- [Work order] Check every line of the data below for the word "subtitle". Copy the ones that have it.

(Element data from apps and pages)
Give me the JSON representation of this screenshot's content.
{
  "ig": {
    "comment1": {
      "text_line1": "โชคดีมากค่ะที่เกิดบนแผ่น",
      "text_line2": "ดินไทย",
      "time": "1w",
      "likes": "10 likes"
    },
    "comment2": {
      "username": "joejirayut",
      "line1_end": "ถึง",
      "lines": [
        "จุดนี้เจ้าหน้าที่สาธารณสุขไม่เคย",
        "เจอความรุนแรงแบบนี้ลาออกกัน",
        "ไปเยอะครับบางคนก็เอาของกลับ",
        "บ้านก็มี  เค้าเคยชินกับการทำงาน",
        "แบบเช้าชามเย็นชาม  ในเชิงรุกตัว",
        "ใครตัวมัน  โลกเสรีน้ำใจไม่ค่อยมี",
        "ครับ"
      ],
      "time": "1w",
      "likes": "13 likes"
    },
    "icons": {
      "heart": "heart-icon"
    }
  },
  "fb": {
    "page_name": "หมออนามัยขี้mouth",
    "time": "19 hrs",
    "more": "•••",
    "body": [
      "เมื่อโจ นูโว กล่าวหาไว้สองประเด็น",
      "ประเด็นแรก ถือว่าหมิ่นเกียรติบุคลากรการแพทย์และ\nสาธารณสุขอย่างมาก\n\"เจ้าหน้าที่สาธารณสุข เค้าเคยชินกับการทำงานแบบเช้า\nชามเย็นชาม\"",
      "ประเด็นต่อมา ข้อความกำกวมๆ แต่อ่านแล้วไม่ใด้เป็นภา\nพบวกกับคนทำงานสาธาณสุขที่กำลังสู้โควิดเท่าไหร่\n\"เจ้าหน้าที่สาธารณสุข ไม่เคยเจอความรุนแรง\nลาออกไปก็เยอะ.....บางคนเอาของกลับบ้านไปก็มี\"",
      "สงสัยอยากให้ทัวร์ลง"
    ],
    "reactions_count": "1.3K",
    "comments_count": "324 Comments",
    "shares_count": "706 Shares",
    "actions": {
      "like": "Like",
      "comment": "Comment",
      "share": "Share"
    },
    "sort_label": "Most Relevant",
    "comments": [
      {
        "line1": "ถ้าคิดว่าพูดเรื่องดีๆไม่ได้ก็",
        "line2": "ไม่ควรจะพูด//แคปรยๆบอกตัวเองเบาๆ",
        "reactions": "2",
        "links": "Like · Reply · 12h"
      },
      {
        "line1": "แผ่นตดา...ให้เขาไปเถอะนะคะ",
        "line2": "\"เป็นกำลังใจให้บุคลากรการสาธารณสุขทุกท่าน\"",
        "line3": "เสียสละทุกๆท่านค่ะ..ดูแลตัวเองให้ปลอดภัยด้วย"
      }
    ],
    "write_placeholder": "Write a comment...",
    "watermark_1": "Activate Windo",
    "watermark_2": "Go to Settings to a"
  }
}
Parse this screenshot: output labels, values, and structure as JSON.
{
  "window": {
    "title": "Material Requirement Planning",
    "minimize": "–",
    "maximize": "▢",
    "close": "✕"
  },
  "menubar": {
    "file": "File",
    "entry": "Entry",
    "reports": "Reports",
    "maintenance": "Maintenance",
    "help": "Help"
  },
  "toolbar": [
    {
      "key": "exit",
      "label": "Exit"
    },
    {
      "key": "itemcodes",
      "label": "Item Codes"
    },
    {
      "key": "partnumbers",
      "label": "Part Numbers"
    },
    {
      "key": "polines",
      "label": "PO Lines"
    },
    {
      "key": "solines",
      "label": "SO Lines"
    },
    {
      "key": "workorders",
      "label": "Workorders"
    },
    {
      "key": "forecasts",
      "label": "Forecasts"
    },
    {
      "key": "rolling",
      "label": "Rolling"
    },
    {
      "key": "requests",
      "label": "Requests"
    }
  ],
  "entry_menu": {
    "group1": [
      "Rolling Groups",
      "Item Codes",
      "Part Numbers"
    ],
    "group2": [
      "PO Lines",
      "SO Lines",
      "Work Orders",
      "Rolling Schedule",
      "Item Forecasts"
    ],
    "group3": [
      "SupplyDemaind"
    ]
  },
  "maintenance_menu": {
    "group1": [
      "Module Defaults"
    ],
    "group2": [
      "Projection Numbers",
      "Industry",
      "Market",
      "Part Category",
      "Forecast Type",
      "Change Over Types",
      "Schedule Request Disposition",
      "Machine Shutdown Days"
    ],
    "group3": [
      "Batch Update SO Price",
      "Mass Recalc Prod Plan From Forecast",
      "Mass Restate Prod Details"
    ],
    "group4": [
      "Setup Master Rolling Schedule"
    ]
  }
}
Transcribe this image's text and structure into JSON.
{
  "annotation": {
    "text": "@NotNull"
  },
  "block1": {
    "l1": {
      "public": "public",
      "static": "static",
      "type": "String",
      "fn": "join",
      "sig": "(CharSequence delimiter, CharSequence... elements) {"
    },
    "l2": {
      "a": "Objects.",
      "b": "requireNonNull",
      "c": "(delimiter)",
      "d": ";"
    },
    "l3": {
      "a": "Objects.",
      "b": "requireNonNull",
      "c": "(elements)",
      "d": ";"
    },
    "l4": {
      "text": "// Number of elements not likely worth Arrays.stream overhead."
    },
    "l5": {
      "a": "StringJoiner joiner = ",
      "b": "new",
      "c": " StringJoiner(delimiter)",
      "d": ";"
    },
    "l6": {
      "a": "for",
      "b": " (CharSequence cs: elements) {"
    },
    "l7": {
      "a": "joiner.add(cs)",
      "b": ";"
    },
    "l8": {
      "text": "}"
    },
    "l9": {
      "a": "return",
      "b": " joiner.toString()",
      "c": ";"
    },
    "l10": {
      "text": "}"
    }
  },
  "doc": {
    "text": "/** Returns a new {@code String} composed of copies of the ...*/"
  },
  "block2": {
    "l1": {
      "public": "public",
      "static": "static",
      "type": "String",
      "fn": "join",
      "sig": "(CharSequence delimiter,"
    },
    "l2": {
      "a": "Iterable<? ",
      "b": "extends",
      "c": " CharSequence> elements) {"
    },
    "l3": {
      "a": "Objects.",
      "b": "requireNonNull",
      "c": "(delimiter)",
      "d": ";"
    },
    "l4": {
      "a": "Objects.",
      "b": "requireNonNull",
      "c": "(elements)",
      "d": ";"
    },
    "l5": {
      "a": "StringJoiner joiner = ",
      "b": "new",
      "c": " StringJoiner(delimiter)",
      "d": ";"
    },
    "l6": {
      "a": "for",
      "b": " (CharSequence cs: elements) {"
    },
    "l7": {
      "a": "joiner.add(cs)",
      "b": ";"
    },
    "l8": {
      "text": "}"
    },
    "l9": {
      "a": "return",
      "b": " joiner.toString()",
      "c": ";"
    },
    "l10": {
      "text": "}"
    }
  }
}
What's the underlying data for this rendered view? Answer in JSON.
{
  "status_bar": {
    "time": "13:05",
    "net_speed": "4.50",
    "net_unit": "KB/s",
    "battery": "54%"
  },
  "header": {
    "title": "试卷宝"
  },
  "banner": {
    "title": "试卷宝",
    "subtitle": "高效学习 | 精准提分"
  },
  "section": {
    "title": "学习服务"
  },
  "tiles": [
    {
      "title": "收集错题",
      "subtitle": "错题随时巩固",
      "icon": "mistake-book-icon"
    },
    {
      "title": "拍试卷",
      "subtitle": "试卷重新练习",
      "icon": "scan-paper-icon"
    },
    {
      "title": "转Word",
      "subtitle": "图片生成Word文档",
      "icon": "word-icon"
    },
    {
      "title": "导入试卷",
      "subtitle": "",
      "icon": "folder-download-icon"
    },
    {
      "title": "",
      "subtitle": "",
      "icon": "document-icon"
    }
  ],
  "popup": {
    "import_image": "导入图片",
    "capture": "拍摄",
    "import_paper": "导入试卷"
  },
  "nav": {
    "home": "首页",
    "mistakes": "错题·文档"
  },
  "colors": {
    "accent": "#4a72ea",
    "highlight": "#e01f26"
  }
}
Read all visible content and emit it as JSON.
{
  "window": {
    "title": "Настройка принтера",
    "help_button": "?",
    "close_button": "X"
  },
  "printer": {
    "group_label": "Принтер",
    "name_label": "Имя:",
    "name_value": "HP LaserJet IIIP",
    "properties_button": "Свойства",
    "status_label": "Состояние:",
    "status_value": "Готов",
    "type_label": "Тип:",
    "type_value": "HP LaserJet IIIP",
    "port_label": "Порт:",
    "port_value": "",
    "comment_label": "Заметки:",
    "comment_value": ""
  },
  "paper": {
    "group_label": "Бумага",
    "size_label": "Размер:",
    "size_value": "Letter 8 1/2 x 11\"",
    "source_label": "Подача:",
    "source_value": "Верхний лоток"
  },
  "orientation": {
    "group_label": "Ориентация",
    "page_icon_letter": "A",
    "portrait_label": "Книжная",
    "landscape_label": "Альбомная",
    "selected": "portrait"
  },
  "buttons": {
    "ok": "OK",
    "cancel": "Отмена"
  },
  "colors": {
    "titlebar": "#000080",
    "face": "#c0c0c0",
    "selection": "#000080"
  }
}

- [Task response]
    "subtitle": "高效学习 | 精准提分"
      "subtitle": "错题随时巩固",
      "subtitle": "试卷重新练习",
      "subtitle": "图片生成Word文档",
      "subtitle": "",
      "subtitle": "",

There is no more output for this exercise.